Before we start, let’s take a moment to look at our watches. What time is it now? Remember it and we will come back to this part at the end of this article.
We must have heard of things about Female Genital Mutilation (FGM) at some point in our lives; yet, do you really understand what has been going on? Let us learn about the five facts about FGM.
The World Health Organisation (WHO) defines FGM as the removal of part or all of the external female genitalia for non-medical reasons. Different cultures perform the procedure in different ways. Still, it is all harm but no benefit to girls regardless of the way it is carried out.
- It is estimated that around 200 million girls and women have undergone some form of FGM, including 40 million girls under the age of 14. This tradition is particularly common in western, eastern and north-eastern Africa, the Middle East and some Asian countries. It is mostly performed by the senior female members of the family.
- FGM does no good to the wellbeing of a female; in fact, it is accompanied by a series of health risks. In milder cases, you may be nauseous and suffered from severe pain and bleeding; however, if you have serious complications, you can be infected, left with life-long trauma or even death. A research by WHO also states that women who have undergone FGM are more likely to miscarry or encounter dystocia when they are pregnant. More than 22% of newborn deaths are related to FGM.

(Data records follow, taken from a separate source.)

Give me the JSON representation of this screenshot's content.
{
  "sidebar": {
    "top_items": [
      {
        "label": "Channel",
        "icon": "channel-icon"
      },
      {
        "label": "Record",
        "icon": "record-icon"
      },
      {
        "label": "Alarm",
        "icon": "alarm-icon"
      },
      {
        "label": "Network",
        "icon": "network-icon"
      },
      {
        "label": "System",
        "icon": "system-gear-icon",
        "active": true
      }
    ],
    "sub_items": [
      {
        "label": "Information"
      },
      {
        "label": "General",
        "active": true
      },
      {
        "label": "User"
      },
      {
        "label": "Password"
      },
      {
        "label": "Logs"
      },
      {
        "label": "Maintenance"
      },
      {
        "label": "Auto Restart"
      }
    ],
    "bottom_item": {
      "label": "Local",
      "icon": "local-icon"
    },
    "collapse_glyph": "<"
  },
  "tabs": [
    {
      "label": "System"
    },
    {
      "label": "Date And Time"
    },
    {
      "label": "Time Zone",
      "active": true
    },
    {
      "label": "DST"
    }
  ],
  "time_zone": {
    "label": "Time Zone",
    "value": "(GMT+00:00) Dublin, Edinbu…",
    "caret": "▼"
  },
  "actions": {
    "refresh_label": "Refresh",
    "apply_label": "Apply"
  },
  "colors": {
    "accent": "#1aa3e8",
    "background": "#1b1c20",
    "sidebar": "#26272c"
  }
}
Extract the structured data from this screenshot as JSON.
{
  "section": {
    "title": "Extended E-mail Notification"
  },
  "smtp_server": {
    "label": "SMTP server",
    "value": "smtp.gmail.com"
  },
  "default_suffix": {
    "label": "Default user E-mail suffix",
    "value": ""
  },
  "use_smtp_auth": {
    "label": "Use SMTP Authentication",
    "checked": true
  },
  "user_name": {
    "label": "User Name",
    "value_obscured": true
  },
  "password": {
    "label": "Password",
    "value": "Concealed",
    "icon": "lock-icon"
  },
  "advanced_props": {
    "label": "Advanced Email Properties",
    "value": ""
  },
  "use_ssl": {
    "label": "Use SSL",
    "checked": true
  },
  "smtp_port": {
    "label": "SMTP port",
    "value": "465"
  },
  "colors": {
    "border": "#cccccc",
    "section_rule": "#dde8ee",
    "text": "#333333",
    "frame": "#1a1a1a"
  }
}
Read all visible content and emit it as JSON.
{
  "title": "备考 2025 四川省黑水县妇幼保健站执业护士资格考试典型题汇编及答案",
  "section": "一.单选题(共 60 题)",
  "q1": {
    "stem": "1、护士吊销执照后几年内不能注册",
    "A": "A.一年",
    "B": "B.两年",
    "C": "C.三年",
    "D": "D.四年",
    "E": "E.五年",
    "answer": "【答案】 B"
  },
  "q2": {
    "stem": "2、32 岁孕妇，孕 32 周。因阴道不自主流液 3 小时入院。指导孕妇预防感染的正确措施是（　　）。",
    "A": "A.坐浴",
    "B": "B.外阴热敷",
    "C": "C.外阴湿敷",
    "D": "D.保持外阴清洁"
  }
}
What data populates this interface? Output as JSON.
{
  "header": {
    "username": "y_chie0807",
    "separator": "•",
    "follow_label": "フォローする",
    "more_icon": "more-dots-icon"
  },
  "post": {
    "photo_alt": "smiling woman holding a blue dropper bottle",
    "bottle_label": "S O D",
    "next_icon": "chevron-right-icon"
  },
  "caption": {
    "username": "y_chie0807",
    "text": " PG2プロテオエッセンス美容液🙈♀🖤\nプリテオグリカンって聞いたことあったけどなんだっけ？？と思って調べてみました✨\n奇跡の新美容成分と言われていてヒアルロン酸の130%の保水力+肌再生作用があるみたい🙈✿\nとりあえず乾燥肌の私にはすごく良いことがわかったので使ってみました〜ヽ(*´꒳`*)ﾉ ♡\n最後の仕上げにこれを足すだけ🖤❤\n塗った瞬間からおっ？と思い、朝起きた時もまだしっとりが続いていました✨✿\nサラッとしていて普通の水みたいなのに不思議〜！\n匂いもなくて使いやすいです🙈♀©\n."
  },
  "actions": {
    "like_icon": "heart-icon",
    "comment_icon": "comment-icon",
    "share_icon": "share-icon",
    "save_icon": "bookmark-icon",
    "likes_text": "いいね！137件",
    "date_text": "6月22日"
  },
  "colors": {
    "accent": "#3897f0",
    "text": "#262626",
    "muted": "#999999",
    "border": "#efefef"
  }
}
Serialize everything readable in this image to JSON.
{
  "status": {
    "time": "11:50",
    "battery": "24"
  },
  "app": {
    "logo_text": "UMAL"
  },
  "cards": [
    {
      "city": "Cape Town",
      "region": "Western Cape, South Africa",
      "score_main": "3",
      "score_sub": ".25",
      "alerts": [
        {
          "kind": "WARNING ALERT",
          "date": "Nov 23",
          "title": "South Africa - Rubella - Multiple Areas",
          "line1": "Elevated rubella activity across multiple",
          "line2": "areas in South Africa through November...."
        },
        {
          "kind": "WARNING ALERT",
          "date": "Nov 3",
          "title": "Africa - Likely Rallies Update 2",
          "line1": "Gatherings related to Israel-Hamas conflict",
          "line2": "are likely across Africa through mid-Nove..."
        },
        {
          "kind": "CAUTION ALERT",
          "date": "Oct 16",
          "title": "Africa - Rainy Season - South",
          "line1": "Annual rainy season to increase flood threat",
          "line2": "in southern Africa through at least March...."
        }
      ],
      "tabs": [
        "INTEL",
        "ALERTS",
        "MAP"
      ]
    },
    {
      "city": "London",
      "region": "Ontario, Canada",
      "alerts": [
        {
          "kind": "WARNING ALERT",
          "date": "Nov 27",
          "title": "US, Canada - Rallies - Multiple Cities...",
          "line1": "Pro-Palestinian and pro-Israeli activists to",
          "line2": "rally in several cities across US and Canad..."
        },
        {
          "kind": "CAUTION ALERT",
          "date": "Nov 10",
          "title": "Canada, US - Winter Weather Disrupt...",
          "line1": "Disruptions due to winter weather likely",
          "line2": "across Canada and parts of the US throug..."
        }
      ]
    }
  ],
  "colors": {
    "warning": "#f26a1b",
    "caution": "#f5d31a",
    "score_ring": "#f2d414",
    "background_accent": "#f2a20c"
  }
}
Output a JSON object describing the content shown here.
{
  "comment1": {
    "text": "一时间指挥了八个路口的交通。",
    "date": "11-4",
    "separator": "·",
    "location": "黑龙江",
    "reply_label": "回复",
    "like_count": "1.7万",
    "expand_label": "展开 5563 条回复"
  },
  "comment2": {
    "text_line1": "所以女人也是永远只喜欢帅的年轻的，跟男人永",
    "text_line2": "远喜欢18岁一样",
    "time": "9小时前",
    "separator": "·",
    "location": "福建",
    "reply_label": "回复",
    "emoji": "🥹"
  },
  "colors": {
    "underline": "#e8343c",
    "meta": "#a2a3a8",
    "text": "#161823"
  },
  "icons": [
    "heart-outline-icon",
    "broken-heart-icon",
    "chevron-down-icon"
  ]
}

- Have you ever questioned why the older generations of female would ask their dear daughters to experience the pain they have suffered before? We have to know the traditions and cultures behind in order to understand the issue of FGM. In some cultures, females have to go through cutting in order to become ‘adults’ because their society believes that by cutting off a part of the reproductive organ, the opportunity for a girl to engage in a sex act can be controlled or minimised so that she can remain ‘pure’ before her marriage and as a result, the family’s honour can be protected. The cut is to get them ready for marriage. Some others believe the reproductive organ is ‘unclean’ and the procedure can ‘purify’ girls. Under the brainwashing and pressure from the previous generations, mothers often think they have no choice but to put their daughters through this unbearable pain and continue the uncivilised practice.
- FGM is most commonly seen in African countries, such as Egypt, Somalia and Yemen. It can also be found in some Asian countries. But the most horrifying part is that FGM is considered legal in places like Mali and Sierra Leone despite its cruel and sanguinary nature. As the world progresses, more and more countries have banned FGM. However, the effectiveness is being doubted because of the difficulties in prosecution and challenges to receive complaints from these closed-door events. We can still find cases in western and more developed countries where FGM is strictly forbidden because of the prosecution hurdles. It reflects that FGM cannot be eliminated solely by legislation.
- Body autonomy is the right everyone should be able to enjoy. In other words, no one can decide to take away a body part of a female. FGM is often forced and sometimes the victims were lured into a room and violently strapped or caught to be cut. It is an absolute exploitation and discrimination against female. It violates their human rights and strips girls of their future.
Under the pandemic, girls spend more time staying at home and they become more vulnerable to FGM. It is hard for the outside world to discover the cases or to interfere. With social distancing and lockdown, on one hand, girls and parents lack the opportunity to receive gender and reproductive education at school or in the community; on the other hand, some parents take this period as a recovery time for girls after being cut. During this year of COVID-19, we have recorded a rapid increase in FGM cases all over the world. According to the statistics from the United Nations, 2 million FGM cases that could have been prevented may happen in the coming 10 years because of the resurgence under the pandemic. It is alarming. In view of this, Plan International Somalia has declared FGM a nation-wide ‘emergency’ earlier this year.
To fight FGM, Plan International protects girls from the threat via our Girls Get Equal campaign funded by the Girls Fund. We prioritise anti-FGM campaigns and services in our COVID-19 relief programmes and set up hotlines to combat gender-based violence. We have to ensure the safety of every girl under the pandemic so that there will be no such kind of regrets in their life.
Do you think you know enough about FGM? I have one more shocking fact for you.
Remember we noted down the time at the beginning of this article? How much time has passed?
As COVID-19 surges, a girl is under the blade or in danger of FGM every eight seconds. While you spent three minutes to read this article, around 22 girls were going through the pain. This is the plight we are facing. If you share the pain in your heart, maybe you can take the next eight seconds to share this article with your friends so as to gather more forces to help our girls fight the FGM battle.